Thinking back, it's difficult to fully grasp that in America, from 1876 to 1965, racial segregation and its attendant prejudices were America's reality. Consider that in 1896 the Supreme Court in Plessy v. Ferguson upheld the constitutionality of state laws that called for separate public facilities, such as rest rooms, drinking fountains, seating areas, and schools. The doctrine was called "separate but equal."
The term "Jim Crow," referring to the laws of segregation, was first used in 1904 and originated, it's believed, from a caricature created by white actors in blackface, singing and dancing, the routine called "Jump Jim Crow."
Jim Crow laws to include de facto discrimination, both subtle and blatant, permeated all aspects of American life, even reaching as far as the disenfranchisement of blacks through the insidious use of poll taxes and literary tests.
Though Plessy v. Ferguson was finally repudiated in 1954 with the Supreme Court ruling in Brown v. Board of Education, thereby integrating public schools, the damage was done and the malevolent and injurious attitudes of prejudice and discrimination, constructed from the scaffolding of slavery, had become embedded not only in the South but throughout the nation. And even with the Civil Rights Act of 1964 and the Voting Rights Act of 1965, change regarding race in our nation has been painfully slow.

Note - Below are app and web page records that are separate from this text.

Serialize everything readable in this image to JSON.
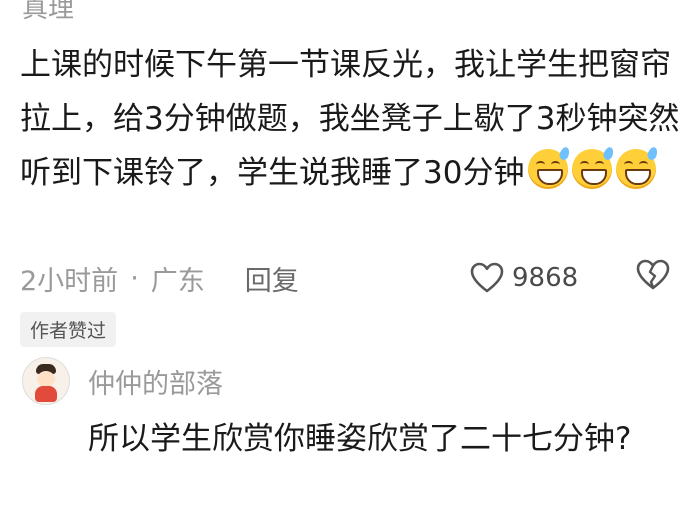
{
  "comment": {
    "author_name_partial": "真理",
    "text": "上课的时候下午第一节课反光，我让学生把窗帘拉上，给3分钟做题，我坐凳子上歇了3秒钟突然听到下课铃了，学生说我睡了30分钟",
    "emojis": [
      "sweat-grin-emoji",
      "sweat-grin-emoji",
      "sweat-grin-emoji"
    ],
    "time": "2小时前",
    "separator": "·",
    "location": "广东",
    "reply_label": "回复",
    "like_count": "9868",
    "author_liked_badge": "作者赞过"
  },
  "reply": {
    "author_name": "仲仲的部落",
    "text": "所以学生欣赏你睡姿欣赏了二十七分钟?"
  },
  "icons": {
    "like": "heart-outline-icon",
    "dislike": "broken-heart-icon"
  },
  "colors": {
    "text": "#1a1a1a",
    "muted": "#9a9a9a",
    "badge_bg": "#f1f1f1",
    "emoji": "#ffcf3a"
  }
}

In 1967, for example, a case was brought to the Supreme Court by Mildred Loving, a black woman, and Richard Loving, a white man. They had been sentenced to a year in prison in Virginia for marrying, thereby violating the state's anti-miscegenation statute, the Racial Integrity Act of 1924. The Supreme Court ruled, in Loving v. Virginia, that state statutes (not limited to Virginia) prohibiting interracial marriage were unconstitutional, saying that regardless of race, people had the right to marry the one they loved, and to prohibit them from doing so was a violation of their civil rights.
In retrospect, such statutes seem a chilling abuse of government power and represented an attempt to make de jure the repellent bigotry known as Jim Crow.
But that was then, we might say, and this is now. But is now so very different? Does there not exist today a form of Jim Crow discrimination as pernicious as that faced by the Lovings? Consider that 32 states (including Oregon) have, by constitutional amendment, banned same-sex marriage, denying gays the right to freely marry. A case in point would be California's passage of Proposition 8, which declared that only marriage between a man and a woman is valid. In 1996, Congress passed the egregious Defense of Marriage Act, defining marriage as the legal union between a man and a woman and thereby denying gays the federal rights of marriage (of which there are over 1,000), such as Social Security survivors' benefits.
What makes this a crossroads moment in the history of gay civil rights is that the Supreme Court will soon decide the constitutionality of DOMA and California's Proposition 8. With these cases, the justices have an opportunity to right two grievous wrongs and thereby restore, unequivocally, the civil rights of a minority. It is unclear whether this court will have the courage to do what was done in Loving v. Virginia and declare that for all states the right to marry is a civil right, protected by the Constitution.
The questions posed by the court to those attorneys who challenged DOMA and Proposition 8 as unconstitutional were not reassuring and raised a more fundamental question: Is there any separation between gay rights and that of Virginia v. Loving, or the Civil Rights movement of Martin Luther King? Both appealed for fairness and justice and equal opportunity. Both referenced the guiding principles of the 14th Amendment that states that we are all subject to equal protection under the law, regardless of gender, race, or sexual orientation.
Institutionalized bigotry, directed at lesbians, gays, bisexuals or those who are transgender, is as wrong as were the Jim Crow laws of past decades. And yet, we as a nation still seem incapable of viewing the absence of gay equality as an injustice that must be corrected. Now.
In 1967, for many Americans, the marriage of a white man to a black woman was unthinkable, even abhorrent. Today, for many, it is unthinkable that people of the same sex can fall in love and wish to marry, with all attendant rights.
No matter the elegant simplicity of the constitutional issues before the court, or the inherent moral imperative, it is possible that the justices will choose not to rely on the precedent established in Loving v. Virginia. And that they will, instead, parse what should be a sweeping decision, one that declares that the right to marry will apply to all Americans, without exception, regardless of geography.
Chris Honoré lives in Ashland.